Scan the material for the word "active" and copy each line where it occurs.

►

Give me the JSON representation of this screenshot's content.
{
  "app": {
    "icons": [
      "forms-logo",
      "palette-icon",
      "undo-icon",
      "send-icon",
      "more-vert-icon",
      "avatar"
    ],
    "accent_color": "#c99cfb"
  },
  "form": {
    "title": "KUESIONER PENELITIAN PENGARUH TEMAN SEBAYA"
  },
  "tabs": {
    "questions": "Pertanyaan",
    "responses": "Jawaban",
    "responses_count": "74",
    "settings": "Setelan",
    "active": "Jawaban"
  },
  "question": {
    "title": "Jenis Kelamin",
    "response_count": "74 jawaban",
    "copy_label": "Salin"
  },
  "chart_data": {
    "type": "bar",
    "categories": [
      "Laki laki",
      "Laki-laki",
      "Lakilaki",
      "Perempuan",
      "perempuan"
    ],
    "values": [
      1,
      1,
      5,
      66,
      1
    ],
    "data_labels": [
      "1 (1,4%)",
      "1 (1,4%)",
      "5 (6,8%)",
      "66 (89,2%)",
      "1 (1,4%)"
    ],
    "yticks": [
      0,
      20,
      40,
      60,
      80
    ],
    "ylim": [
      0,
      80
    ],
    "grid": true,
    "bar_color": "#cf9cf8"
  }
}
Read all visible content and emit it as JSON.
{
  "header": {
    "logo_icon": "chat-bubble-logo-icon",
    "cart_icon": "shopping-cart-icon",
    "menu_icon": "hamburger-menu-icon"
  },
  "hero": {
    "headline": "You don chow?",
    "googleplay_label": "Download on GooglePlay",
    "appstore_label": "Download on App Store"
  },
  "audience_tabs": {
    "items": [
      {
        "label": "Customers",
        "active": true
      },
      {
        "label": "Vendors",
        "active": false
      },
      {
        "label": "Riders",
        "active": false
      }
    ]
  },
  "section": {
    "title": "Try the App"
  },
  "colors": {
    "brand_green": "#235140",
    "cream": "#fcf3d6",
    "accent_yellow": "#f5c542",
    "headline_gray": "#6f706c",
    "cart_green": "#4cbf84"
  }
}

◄

*RESPONSE*.
    "active": "Jawaban"
        "active": true
        "active": false
        "active": false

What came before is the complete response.